What you have to do
Select the lines of the records containing the word "void" and list them.
───── Exercise data
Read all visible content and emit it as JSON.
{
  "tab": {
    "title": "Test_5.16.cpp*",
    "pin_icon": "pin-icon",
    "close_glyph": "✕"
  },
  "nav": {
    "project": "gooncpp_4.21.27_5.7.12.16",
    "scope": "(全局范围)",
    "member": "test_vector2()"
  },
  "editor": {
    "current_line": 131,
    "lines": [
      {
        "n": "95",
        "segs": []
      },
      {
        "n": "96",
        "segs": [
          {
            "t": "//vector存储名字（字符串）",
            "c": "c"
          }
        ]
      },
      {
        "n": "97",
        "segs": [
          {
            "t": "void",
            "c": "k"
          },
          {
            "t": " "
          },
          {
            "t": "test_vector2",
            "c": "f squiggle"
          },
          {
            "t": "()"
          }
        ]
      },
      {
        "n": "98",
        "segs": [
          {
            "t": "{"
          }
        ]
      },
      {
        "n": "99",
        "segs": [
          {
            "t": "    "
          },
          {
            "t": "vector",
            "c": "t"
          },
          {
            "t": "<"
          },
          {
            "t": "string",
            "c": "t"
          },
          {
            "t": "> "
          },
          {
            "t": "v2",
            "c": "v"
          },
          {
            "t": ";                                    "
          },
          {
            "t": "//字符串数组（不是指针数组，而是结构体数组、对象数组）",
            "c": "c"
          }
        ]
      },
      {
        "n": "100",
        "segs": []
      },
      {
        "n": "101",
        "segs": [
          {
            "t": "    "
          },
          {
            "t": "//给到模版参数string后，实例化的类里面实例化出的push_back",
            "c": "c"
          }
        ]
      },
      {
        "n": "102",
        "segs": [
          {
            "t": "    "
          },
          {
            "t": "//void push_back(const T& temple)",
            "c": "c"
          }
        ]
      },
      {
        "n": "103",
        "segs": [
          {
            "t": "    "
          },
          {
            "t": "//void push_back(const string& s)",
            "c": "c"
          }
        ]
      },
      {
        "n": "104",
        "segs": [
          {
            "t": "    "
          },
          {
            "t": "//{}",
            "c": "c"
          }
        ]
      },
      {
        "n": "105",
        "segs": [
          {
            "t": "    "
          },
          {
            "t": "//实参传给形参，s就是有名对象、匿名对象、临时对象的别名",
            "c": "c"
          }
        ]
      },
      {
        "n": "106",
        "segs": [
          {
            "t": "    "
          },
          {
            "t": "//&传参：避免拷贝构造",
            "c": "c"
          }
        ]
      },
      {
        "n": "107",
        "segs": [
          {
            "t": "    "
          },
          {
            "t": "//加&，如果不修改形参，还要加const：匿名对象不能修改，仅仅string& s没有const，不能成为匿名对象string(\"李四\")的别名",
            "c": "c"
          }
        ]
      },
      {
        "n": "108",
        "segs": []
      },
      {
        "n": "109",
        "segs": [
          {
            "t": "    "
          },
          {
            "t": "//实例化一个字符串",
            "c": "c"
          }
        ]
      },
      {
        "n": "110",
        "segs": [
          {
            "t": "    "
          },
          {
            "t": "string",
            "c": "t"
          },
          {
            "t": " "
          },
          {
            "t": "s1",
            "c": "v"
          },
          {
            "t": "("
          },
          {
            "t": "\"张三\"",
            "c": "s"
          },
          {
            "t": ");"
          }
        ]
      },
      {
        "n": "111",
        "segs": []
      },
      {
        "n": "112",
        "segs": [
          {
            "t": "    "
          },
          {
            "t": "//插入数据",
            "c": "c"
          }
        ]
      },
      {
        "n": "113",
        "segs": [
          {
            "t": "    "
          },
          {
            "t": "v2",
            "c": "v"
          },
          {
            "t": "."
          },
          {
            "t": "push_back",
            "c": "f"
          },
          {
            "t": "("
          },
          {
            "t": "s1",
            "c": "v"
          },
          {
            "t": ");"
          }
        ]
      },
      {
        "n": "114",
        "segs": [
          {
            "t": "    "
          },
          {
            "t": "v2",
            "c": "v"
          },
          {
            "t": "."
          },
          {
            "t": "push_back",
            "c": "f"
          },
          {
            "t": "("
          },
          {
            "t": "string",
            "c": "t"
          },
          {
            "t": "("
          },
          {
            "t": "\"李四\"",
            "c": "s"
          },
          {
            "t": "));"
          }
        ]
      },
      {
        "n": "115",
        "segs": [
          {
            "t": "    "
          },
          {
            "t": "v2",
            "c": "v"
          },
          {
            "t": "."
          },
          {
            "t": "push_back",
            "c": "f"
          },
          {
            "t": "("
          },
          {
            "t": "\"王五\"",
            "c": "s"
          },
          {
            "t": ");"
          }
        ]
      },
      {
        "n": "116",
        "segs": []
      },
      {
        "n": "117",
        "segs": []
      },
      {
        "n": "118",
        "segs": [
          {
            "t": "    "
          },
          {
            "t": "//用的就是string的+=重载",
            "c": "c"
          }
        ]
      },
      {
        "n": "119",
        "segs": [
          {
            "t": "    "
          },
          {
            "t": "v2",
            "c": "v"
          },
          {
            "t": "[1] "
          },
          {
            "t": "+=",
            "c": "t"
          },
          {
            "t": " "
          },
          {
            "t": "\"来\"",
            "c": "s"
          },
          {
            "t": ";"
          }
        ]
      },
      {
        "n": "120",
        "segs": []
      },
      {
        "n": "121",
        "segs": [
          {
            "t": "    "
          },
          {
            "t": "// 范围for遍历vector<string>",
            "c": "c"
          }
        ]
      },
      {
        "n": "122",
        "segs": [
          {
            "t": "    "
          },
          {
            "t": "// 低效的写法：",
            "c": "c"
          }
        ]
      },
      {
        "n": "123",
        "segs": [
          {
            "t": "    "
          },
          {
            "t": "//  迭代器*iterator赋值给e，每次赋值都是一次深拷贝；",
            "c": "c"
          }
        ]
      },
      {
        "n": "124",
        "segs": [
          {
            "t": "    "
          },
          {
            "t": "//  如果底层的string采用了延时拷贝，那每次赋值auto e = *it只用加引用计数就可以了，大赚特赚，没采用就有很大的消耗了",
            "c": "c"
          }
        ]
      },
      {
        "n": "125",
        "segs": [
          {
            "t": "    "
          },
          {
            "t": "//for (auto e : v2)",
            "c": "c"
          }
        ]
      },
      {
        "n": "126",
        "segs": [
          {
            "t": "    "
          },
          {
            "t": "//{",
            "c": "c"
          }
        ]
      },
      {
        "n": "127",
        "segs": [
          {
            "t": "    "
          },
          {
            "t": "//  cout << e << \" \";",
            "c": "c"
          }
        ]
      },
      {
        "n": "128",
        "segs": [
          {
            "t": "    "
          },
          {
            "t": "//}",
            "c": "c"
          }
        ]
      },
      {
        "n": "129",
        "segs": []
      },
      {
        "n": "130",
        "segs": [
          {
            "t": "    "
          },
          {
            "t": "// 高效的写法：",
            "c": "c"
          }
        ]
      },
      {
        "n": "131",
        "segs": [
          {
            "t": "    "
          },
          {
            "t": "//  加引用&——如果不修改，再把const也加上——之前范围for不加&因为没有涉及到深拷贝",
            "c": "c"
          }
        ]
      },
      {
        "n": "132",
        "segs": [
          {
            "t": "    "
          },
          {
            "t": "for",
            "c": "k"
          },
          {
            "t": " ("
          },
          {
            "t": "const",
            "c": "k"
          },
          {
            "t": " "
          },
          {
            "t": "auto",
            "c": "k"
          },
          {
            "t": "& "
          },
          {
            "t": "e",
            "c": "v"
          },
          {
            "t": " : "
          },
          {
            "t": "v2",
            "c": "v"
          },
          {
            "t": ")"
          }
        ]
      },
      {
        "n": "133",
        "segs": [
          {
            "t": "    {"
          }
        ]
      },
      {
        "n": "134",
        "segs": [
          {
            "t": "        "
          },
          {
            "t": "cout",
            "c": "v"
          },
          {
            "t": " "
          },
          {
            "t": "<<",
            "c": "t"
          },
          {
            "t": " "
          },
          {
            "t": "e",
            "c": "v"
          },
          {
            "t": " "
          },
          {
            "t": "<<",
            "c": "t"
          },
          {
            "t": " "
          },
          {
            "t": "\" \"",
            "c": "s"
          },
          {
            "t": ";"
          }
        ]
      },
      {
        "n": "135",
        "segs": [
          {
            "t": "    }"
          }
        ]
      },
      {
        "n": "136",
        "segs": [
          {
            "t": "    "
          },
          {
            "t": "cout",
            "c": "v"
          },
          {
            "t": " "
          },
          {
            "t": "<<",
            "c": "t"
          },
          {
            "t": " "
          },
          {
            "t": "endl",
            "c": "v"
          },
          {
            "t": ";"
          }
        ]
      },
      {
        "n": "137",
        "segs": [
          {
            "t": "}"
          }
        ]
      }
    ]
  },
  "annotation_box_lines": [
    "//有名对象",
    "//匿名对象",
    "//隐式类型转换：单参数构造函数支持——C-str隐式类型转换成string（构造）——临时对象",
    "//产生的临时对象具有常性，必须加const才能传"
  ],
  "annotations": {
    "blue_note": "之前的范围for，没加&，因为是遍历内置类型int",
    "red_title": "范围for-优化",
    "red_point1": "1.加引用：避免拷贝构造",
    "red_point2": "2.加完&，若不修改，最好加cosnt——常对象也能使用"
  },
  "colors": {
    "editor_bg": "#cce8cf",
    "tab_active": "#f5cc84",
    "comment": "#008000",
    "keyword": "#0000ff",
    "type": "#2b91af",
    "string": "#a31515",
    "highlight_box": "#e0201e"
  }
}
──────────
Completed task
            "t": "void",
            "t": "//void push_back(const T& temple)",
            "t": "//void push_back(const string& s)",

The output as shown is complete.